### REQUIRED WORK
Restate each record below word for word, skipping images.

═══ EXTRACTED MATERIAL

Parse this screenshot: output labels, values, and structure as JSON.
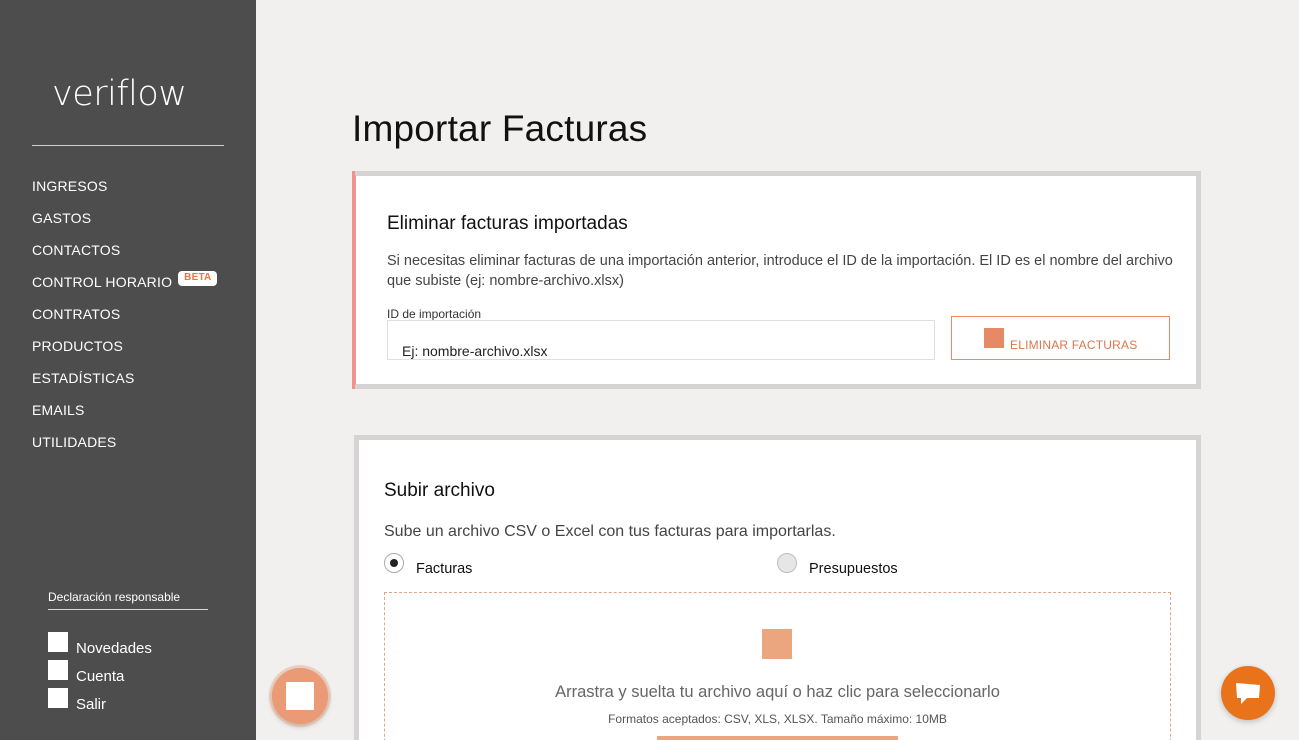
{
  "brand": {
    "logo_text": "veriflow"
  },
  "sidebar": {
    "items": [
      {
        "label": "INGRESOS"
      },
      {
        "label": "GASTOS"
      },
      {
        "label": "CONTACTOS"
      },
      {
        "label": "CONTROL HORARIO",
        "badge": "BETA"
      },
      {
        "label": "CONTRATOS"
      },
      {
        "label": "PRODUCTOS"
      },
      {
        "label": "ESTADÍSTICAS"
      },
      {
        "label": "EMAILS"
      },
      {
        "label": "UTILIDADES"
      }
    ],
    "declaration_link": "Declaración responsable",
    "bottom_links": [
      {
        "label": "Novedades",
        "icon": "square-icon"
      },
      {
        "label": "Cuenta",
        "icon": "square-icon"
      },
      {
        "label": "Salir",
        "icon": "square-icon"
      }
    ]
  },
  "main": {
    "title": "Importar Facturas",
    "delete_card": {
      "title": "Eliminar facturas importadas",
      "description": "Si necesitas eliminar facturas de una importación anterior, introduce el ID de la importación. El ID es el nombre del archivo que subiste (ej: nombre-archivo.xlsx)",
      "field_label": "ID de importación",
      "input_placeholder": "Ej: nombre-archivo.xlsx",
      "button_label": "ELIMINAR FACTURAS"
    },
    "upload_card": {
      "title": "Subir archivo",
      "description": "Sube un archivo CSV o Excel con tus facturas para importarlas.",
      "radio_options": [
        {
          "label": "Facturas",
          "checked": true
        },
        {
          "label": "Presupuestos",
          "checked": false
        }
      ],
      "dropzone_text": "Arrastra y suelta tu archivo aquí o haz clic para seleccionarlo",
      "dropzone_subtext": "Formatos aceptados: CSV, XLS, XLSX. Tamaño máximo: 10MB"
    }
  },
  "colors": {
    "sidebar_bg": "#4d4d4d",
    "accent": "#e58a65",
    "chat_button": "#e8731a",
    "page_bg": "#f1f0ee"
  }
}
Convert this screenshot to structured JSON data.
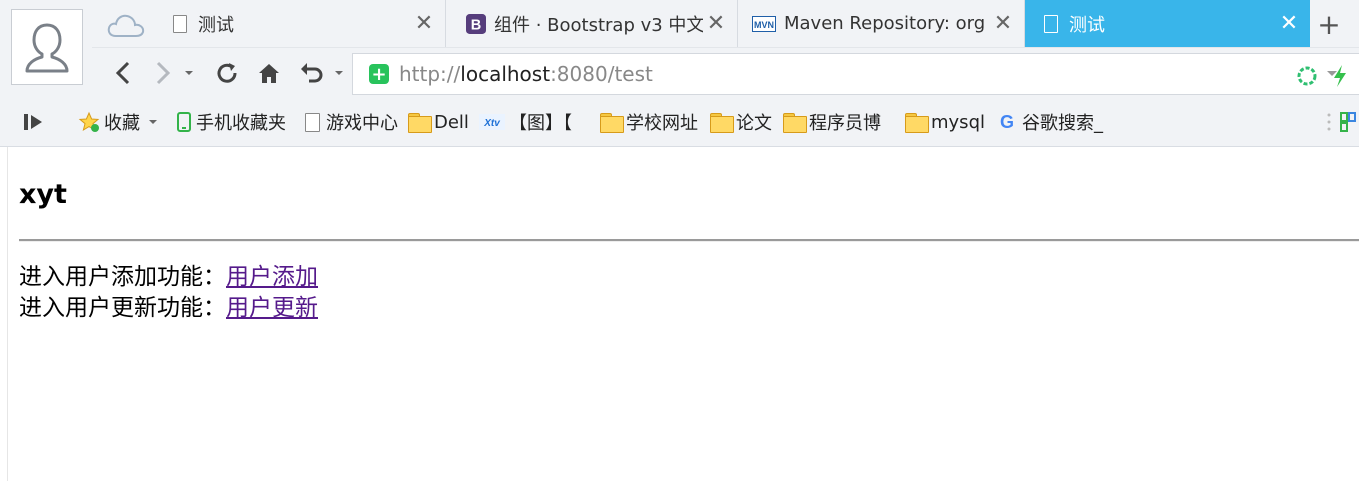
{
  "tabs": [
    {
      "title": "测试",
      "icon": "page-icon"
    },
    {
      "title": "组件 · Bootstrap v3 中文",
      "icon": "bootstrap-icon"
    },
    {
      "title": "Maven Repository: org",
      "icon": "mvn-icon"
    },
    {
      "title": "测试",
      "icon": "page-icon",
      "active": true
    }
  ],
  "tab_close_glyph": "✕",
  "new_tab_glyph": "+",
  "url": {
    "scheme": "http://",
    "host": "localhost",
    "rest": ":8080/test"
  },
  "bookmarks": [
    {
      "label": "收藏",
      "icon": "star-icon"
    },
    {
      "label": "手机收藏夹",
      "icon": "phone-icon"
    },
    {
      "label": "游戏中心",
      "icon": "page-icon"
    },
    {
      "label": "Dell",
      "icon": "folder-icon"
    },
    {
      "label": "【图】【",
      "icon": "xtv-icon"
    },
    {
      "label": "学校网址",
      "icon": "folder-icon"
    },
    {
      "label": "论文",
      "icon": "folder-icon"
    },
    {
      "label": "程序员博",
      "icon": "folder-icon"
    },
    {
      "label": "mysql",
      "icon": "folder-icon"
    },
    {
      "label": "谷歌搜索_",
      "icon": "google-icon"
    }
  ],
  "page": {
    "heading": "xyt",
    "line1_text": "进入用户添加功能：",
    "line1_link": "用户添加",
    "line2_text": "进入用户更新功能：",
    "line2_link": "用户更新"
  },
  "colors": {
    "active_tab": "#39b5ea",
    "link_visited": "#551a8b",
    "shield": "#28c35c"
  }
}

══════

### RESULT OF THIS TASK
Parse this screenshot: output labels, values, and structure as JSON.
{
  "brand": {
    "logo_text": "veriflow"
  },
  "sidebar": {
    "items": [
      {
        "label": "INGRESOS"
      },
      {
        "label": "GASTOS"
      },
      {
        "label": "CONTACTOS"
      },
      {
        "label": "CONTROL HORARIO",
        "badge": "BETA"
      },
      {
        "label": "CONTRATOS"
      },
      {
        "label": "PRODUCTOS"
      },
      {
        "label": "ESTADÍSTICAS"
      },
      {
        "label": "EMAILS"
      },
      {
        "label": "UTILIDADES"
      }
    ],
    "declaration_link": "Declaración responsable",
    "bottom_links": [
      {
        "label": "Novedades",
        "icon": "square-icon"
      },
      {
        "label": "Cuenta",
        "icon": "square-icon"
      },
      {
        "label": "Salir",
        "icon": "square-icon"
      }
    ]
  },
  "main": {
    "title": "Importar Facturas",
    "delete_card": {
      "title": "Eliminar facturas importadas",
      "description": "Si necesitas eliminar facturas de una importación anterior, introduce el ID de la importación. El ID es el nombre del archivo que subiste (ej: nombre-archivo.xlsx)",
      "field_label": "ID de importación",
      "input_placeholder": "Ej: nombre-archivo.xlsx",
      "button_label": "ELIMINAR FACTURAS"
    },
    "upload_card": {
      "title": "Subir archivo",
      "description": "Sube un archivo CSV o Excel con tus facturas para importarlas.",
      "radio_options": [
        {
          "label": "Facturas",
          "checked": true
        },
        {
          "label": "Presupuestos",
          "checked": false
        }
      ],
      "dropzone_text": "Arrastra y suelta tu archivo aquí o haz clic para seleccionarlo",
      "dropzone_subtext": "Formatos aceptados: CSV, XLS, XLSX. Tamaño máximo: 10MB"
    }
  },
  "colors": {
    "sidebar_bg": "#4d4d4d",
    "accent": "#e58a65",
    "chat_button": "#e8731a",
    "page_bg": "#f1f0ee"
  }
}
Convert this screenshot to structured JSON data.
{
  "tabs": [
    {
      "title": "测试",
      "icon": "page-icon"
    },
    {
      "title": "组件 · Bootstrap v3 中文",
      "icon": "bootstrap-icon"
    },
    {
      "title": "Maven Repository: org",
      "icon": "mvn-icon"
    },
    {
      "title": "测试",
      "icon": "page-icon",
      "active": true
    }
  ],
  "tab_close_glyph": "✕",
  "new_tab_glyph": "+",
  "url": {
    "scheme": "http://",
    "host": "localhost",
    "rest": ":8080/test"
  },
  "bookmarks": [
    {
      "label": "收藏",
      "icon": "star-icon"
    },
    {
      "label": "手机收藏夹",
      "icon": "phone-icon"
    },
    {
      "label": "游戏中心",
      "icon": "page-icon"
    },
    {
      "label": "Dell",
      "icon": "folder-icon"
    },
    {
      "label": "【图】【",
      "icon": "xtv-icon"
    },
    {
      "label": "学校网址",
      "icon": "folder-icon"
    },
    {
      "label": "论文",
      "icon": "folder-icon"
    },
    {
      "label": "程序员博",
      "icon": "folder-icon"
    },
    {
      "label": "mysql",
      "icon": "folder-icon"
    },
    {
      "label": "谷歌搜索_",
      "icon": "google-icon"
    }
  ],
  "page": {
    "heading": "xyt",
    "line1_text": "进入用户添加功能：",
    "line1_link": "用户添加",
    "line2_text": "进入用户更新功能：",
    "line2_link": "用户更新"
  },
  "colors": {
    "active_tab": "#39b5ea",
    "link_visited": "#551a8b",
    "shield": "#28c35c"
  }
}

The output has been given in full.